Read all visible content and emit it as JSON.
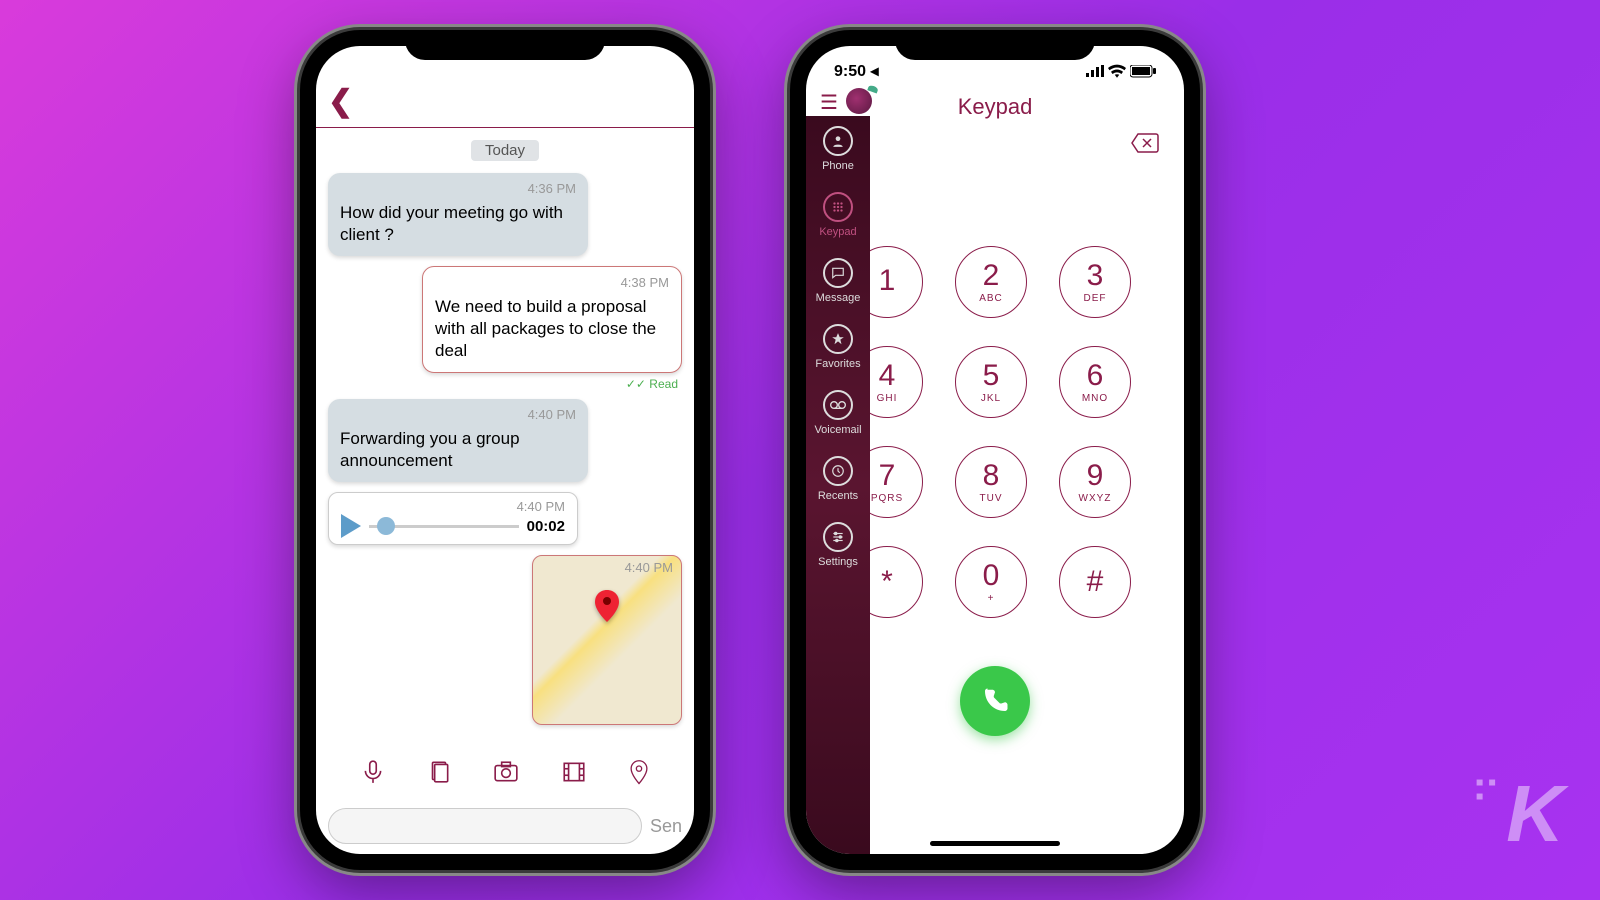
{
  "chat": {
    "day_label": "Today",
    "messages": [
      {
        "time": "4:36 PM",
        "text": "How did your meeting go with client ?"
      },
      {
        "time": "4:38 PM",
        "text": "We need to build a proposal with all packages to close the deal"
      },
      {
        "time": "4:40 PM",
        "text": "Forwarding you a group announcement"
      }
    ],
    "read_status": "✓✓ Read",
    "audio": {
      "time": "4:40 PM",
      "duration": "00:02"
    },
    "map": {
      "time": "4:40 PM"
    },
    "send_label": "Sen"
  },
  "keypad": {
    "status_time": "9:50 ◂",
    "header": "Keypad",
    "drawer": [
      {
        "label": "Phone"
      },
      {
        "label": "Keypad"
      },
      {
        "label": "Message"
      },
      {
        "label": "Favorites"
      },
      {
        "label": "Voicemail"
      },
      {
        "label": "Recents"
      },
      {
        "label": "Settings"
      }
    ],
    "keys": [
      {
        "num": "1",
        "letters": ""
      },
      {
        "num": "2",
        "letters": "ABC"
      },
      {
        "num": "3",
        "letters": "DEF"
      },
      {
        "num": "4",
        "letters": "GHI"
      },
      {
        "num": "5",
        "letters": "JKL"
      },
      {
        "num": "6",
        "letters": "MNO"
      },
      {
        "num": "7",
        "letters": "PQRS"
      },
      {
        "num": "8",
        "letters": "TUV"
      },
      {
        "num": "9",
        "letters": "WXYZ"
      },
      {
        "num": "*",
        "letters": ""
      },
      {
        "num": "0",
        "letters": "+"
      },
      {
        "num": "#",
        "letters": ""
      }
    ]
  },
  "watermark": "K"
}
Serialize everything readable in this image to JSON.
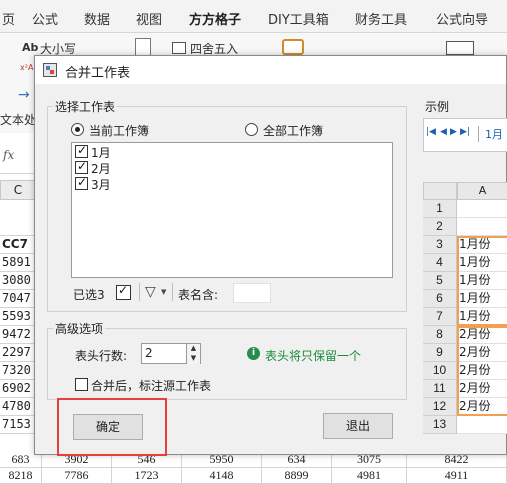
{
  "ribbon": {
    "tabs": [
      "页",
      "公式",
      "数据",
      "视图",
      "方方格子",
      "DIY工具箱",
      "财务工具",
      "公式向导"
    ],
    "active_tab": "方方格子",
    "items": {
      "case_label": "大小写",
      "case_prefix": "Ab",
      "round_label": "四舍五入",
      "text_proc_label": "文本处",
      "sup_prefix": "x²AB"
    }
  },
  "formula_bar": {
    "fx": "fx"
  },
  "sheet_left": {
    "col_header": "C",
    "cells": [
      "CC7",
      "5891",
      "3080",
      "7047",
      "5593",
      "9472",
      "2297",
      "7320",
      "6902",
      "4780",
      "7153"
    ]
  },
  "bottom_rows": [
    [
      "683",
      "3902",
      "546",
      "5950",
      "634",
      "3075",
      "8422"
    ],
    [
      "8218",
      "7786",
      "1723",
      "4148",
      "8899",
      "4981",
      "4911"
    ]
  ],
  "dialog": {
    "title": "合并工作表",
    "select_group_label": "选择工作表",
    "radio_current": "当前工作簿",
    "radio_all": "全部工作簿",
    "sheets": [
      {
        "name": "1月",
        "checked": true
      },
      {
        "name": "2月",
        "checked": true
      },
      {
        "name": "3月",
        "checked": true
      }
    ],
    "selected_count": "已选3",
    "sheet_name_contains_label": "表名含:",
    "filter_icon": "filter-icon",
    "advanced_group_label": "高级选项",
    "header_rows_label": "表头行数:",
    "header_rows_value": "2",
    "info_text": "表头将只保留一个",
    "mark_source_label": "合并后，标注源工作表",
    "ok_label": "确定",
    "exit_label": "退出",
    "preview_label": "示例"
  },
  "preview": {
    "nav_first": "|◀",
    "nav_prev": "◀",
    "nav_next": "▶",
    "nav_last": "▶|",
    "tab_label": "1月",
    "col_header": "A",
    "row_numbers": [
      "1",
      "2",
      "3",
      "4",
      "5",
      "6",
      "7",
      "8",
      "9",
      "10",
      "11",
      "12",
      "13"
    ],
    "cells": [
      "",
      "",
      "1月份",
      "1月份",
      "1月份",
      "1月份",
      "1月份",
      "2月份",
      "2月份",
      "2月份",
      "2月份",
      "2月份",
      ""
    ]
  },
  "colors": {
    "accent_green": "#217346",
    "highlight_red": "#e5403b",
    "highlight_orange": "#f0a050",
    "info_green": "#1a8a3a"
  }
}
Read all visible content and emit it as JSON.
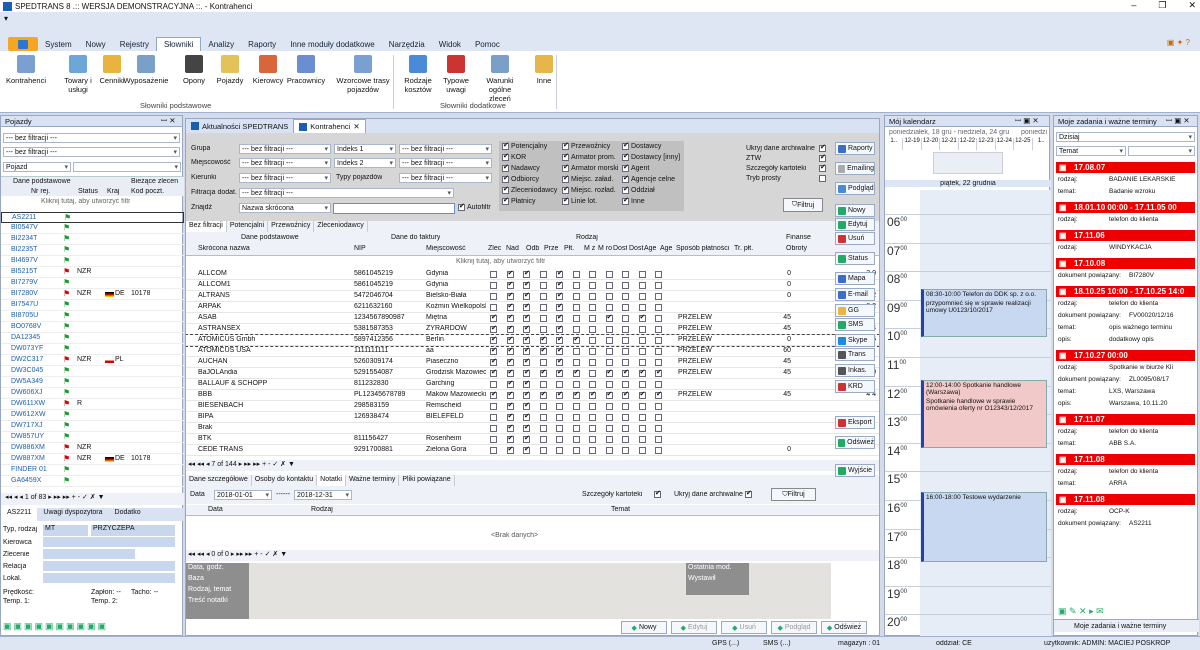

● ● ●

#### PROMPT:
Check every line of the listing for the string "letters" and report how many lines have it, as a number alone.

#### FINISHED EXERCISE:
12